◆ Your assignment
All of the records should come back exactly as written.

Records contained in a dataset
========

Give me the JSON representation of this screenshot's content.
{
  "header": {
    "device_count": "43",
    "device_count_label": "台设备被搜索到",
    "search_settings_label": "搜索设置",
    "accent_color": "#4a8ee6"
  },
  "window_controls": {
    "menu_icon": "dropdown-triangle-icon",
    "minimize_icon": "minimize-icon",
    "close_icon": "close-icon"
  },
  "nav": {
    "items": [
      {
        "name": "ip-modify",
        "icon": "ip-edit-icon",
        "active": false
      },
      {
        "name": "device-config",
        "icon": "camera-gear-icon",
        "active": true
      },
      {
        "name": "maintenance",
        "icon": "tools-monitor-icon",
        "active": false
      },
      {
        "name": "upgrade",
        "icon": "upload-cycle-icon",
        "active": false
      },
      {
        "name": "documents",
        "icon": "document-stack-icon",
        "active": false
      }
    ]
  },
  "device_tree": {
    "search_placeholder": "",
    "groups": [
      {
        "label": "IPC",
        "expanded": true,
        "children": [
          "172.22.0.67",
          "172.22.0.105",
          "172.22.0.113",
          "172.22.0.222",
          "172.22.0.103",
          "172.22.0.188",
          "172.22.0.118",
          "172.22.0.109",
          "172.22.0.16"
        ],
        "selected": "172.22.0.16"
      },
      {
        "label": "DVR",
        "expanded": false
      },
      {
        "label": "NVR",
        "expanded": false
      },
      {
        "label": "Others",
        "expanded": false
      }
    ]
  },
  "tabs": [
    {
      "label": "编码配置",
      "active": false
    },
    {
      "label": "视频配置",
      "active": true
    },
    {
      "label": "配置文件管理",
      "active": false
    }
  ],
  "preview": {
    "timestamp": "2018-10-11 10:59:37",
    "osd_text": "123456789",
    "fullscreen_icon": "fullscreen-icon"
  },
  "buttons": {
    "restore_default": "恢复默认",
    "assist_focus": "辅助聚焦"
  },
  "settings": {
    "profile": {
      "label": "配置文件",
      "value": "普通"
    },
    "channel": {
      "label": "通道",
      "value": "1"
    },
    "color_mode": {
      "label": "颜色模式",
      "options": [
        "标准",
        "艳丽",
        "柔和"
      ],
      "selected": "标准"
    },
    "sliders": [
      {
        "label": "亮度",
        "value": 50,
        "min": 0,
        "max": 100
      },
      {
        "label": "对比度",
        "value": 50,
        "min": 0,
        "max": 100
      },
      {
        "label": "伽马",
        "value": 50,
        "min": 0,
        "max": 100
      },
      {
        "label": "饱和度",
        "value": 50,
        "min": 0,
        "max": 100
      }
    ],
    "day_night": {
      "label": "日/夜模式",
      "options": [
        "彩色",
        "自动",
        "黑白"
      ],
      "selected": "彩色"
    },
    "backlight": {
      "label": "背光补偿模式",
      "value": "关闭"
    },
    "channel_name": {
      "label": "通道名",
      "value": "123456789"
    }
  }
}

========

◆ Exercise solution
Give me the JSON representation of this screenshot's content.
{
  "header": {
    "device_count": "43",
    "device_count_label": "台设备被搜索到",
    "search_settings_label": "搜索设置",
    "accent_color": "#4a8ee6"
  },
  "window_controls": {
    "menu_icon": "dropdown-triangle-icon",
    "minimize_icon": "minimize-icon",
    "close_icon": "close-icon"
  },
  "nav": {
    "items": [
      {
        "name": "ip-modify",
        "icon": "ip-edit-icon",
        "active": false
      },
      {
        "name": "device-config",
        "icon": "camera-gear-icon",
        "active": true
      },
      {
        "name": "maintenance",
        "icon": "tools-monitor-icon",
        "active": false
      },
      {
        "name": "upgrade",
        "icon": "upload-cycle-icon",
        "active": false
      },
      {
        "name": "documents",
        "icon": "document-stack-icon",
        "active": false
      }
    ]
  },
  "device_tree": {
    "search_placeholder": "",
    "groups": [
      {
        "label": "IPC",
        "expanded": true,
        "children": [
          "172.22.0.67",
          "172.22.0.105",
          "172.22.0.113",
          "172.22.0.222",
          "172.22.0.103",
          "172.22.0.188",
          "172.22.0.118",
          "172.22.0.109",
          "172.22.0.16"
        ],
        "selected": "172.22.0.16"
      },
      {
        "label": "DVR",
        "expanded": false
      },
      {
        "label": "NVR",
        "expanded": false
      },
      {
        "label": "Others",
        "expanded": false
      }
    ]
  },
  "tabs": [
    {
      "label": "编码配置",
      "active": false
    },
    {
      "label": "视频配置",
      "active": true
    },
    {
      "label": "配置文件管理",
      "active": false
    }
  ],
  "preview": {
    "timestamp": "2018-10-11 10:59:37",
    "osd_text": "123456789",
    "fullscreen_icon": "fullscreen-icon"
  },
  "buttons": {
    "restore_default": "恢复默认",
    "assist_focus": "辅助聚焦"
  },
  "settings": {
    "profile": {
      "label": "配置文件",
      "value": "普通"
    },
    "channel": {
      "label": "通道",
      "value": "1"
    },
    "color_mode": {
      "label": "颜色模式",
      "options": [
        "标准",
        "艳丽",
        "柔和"
      ],
      "selected": "标准"
    },
    "sliders": [
      {
        "label": "亮度",
        "value": 50,
        "min": 0,
        "max": 100
      },
      {
        "label": "对比度",
        "value": 50,
        "min": 0,
        "max": 100
      },
      {
        "label": "伽马",
        "value": 50,
        "min": 0,
        "max": 100
      },
      {
        "label": "饱和度",
        "value": 50,
        "min": 0,
        "max": 100
      }
    ],
    "day_night": {
      "label": "日/夜模式",
      "options": [
        "彩色",
        "自动",
        "黑白"
      ],
      "selected": "彩色"
    },
    "backlight": {
      "label": "背光补偿模式",
      "value": "关闭"
    },
    "channel_name": {
      "label": "通道名",
      "value": "123456789"
    }
  }
}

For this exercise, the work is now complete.